App and web page records
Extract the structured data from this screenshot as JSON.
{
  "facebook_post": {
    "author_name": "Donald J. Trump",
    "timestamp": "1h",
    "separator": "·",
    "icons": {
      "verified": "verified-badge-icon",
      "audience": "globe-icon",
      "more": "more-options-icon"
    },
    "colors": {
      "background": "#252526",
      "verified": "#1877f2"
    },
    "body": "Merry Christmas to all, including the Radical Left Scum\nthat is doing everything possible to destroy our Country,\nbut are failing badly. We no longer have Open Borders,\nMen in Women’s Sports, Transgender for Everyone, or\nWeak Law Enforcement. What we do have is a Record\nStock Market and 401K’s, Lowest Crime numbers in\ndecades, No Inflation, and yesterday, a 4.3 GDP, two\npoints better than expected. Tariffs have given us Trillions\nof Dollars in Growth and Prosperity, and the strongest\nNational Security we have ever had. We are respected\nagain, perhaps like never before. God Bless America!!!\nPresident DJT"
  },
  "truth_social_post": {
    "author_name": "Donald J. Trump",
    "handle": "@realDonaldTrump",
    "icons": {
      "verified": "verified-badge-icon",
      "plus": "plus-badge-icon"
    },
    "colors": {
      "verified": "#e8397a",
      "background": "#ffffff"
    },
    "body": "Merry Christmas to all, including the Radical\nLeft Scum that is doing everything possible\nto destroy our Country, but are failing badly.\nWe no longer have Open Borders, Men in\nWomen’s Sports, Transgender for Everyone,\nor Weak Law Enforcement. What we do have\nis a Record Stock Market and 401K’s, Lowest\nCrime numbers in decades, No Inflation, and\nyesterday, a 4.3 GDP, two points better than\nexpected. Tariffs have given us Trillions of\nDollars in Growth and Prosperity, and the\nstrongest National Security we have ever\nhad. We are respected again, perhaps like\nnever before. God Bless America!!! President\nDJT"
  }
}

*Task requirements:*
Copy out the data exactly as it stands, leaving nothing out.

*Result of the task:*
Extract the structured data from this screenshot as JSON.
{
  "facebook_post": {
    "author_name": "Donald J. Trump",
    "timestamp": "1h",
    "separator": "·",
    "icons": {
      "verified": "verified-badge-icon",
      "audience": "globe-icon",
      "more": "more-options-icon"
    },
    "colors": {
      "background": "#252526",
      "verified": "#1877f2"
    },
    "body": "Merry Christmas to all, including the Radical Left Scum\nthat is doing everything possible to destroy our Country,\nbut are failing badly. We no longer have Open Borders,\nMen in Women’s Sports, Transgender for Everyone, or\nWeak Law Enforcement. What we do have is a Record\nStock Market and 401K’s, Lowest Crime numbers in\ndecades, No Inflation, and yesterday, a 4.3 GDP, two\npoints better than expected. Tariffs have given us Trillions\nof Dollars in Growth and Prosperity, and the strongest\nNational Security we have ever had. We are respected\nagain, perhaps like never before. God Bless America!!!\nPresident DJT"
  },
  "truth_social_post": {
    "author_name": "Donald J. Trump",
    "handle": "@realDonaldTrump",
    "icons": {
      "verified": "verified-badge-icon",
      "plus": "plus-badge-icon"
    },
    "colors": {
      "verified": "#e8397a",
      "background": "#ffffff"
    },
    "body": "Merry Christmas to all, including the Radical\nLeft Scum that is doing everything possible\nto destroy our Country, but are failing badly.\nWe no longer have Open Borders, Men in\nWomen’s Sports, Transgender for Everyone,\nor Weak Law Enforcement. What we do have\nis a Record Stock Market and 401K’s, Lowest\nCrime numbers in decades, No Inflation, and\nyesterday, a 4.3 GDP, two points better than\nexpected. Tariffs have given us Trillions of\nDollars in Growth and Prosperity, and the\nstrongest National Security we have ever\nhad. We are respected again, perhaps like\nnever before. God Bless America!!! President\nDJT"
  }
}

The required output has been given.